## DESCRIPTION OF THE TASK
Copy out all the lines of the data that hold the word "减伤比例".

:: RECORDS SHOWN ::

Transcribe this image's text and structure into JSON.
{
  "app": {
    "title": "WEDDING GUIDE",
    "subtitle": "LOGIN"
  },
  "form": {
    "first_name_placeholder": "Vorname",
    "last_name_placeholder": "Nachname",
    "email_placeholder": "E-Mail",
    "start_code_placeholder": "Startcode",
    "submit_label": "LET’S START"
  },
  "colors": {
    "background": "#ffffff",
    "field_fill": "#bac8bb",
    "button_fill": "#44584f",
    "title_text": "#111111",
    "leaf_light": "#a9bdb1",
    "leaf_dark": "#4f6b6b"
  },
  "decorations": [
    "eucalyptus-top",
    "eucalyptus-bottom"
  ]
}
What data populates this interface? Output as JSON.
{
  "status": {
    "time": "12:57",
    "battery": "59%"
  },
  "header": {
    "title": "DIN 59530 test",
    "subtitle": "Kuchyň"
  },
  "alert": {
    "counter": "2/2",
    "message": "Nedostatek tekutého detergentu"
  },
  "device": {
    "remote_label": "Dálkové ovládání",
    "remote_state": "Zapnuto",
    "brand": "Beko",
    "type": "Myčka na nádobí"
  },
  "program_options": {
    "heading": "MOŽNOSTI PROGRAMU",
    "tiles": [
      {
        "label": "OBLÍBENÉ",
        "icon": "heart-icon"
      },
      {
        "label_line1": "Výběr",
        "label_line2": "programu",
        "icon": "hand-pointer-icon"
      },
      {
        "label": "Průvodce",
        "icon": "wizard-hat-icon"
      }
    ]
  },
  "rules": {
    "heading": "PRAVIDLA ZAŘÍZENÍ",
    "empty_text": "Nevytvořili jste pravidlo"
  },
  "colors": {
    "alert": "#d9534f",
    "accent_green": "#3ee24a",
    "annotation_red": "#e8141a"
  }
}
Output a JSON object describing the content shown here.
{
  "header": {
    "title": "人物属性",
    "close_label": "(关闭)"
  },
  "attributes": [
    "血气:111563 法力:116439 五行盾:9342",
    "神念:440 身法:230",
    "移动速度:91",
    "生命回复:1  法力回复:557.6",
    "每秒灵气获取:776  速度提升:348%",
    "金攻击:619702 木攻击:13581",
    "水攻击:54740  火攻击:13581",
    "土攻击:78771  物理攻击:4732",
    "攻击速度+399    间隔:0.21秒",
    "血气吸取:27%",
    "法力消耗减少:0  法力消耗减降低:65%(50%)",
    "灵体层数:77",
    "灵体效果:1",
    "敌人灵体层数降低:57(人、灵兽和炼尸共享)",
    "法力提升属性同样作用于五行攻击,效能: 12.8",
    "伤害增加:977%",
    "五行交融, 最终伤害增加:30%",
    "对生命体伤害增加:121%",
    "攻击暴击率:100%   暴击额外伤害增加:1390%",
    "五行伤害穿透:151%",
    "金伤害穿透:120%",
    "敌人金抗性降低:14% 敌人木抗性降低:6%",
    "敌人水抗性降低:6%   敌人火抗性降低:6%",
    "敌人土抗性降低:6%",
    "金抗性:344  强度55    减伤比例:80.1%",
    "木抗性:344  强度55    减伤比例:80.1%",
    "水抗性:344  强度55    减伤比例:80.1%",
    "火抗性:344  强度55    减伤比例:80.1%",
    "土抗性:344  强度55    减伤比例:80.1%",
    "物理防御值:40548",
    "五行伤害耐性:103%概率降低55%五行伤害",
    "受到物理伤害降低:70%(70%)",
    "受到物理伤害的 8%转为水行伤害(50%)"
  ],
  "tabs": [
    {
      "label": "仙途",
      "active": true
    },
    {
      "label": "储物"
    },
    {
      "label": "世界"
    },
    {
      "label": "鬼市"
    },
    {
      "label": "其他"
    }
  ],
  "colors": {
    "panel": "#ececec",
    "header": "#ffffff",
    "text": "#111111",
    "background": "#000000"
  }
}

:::

## TASK ANSWER
    "金抗性:344  强度55    减伤比例:80.1%",
    "木抗性:344  强度55    减伤比例:80.1%",
    "水抗性:344  强度55    减伤比例:80.1%",
    "火抗性:344  强度55    减伤比例:80.1%",
    "土抗性:344  强度55    减伤比例:80.1%",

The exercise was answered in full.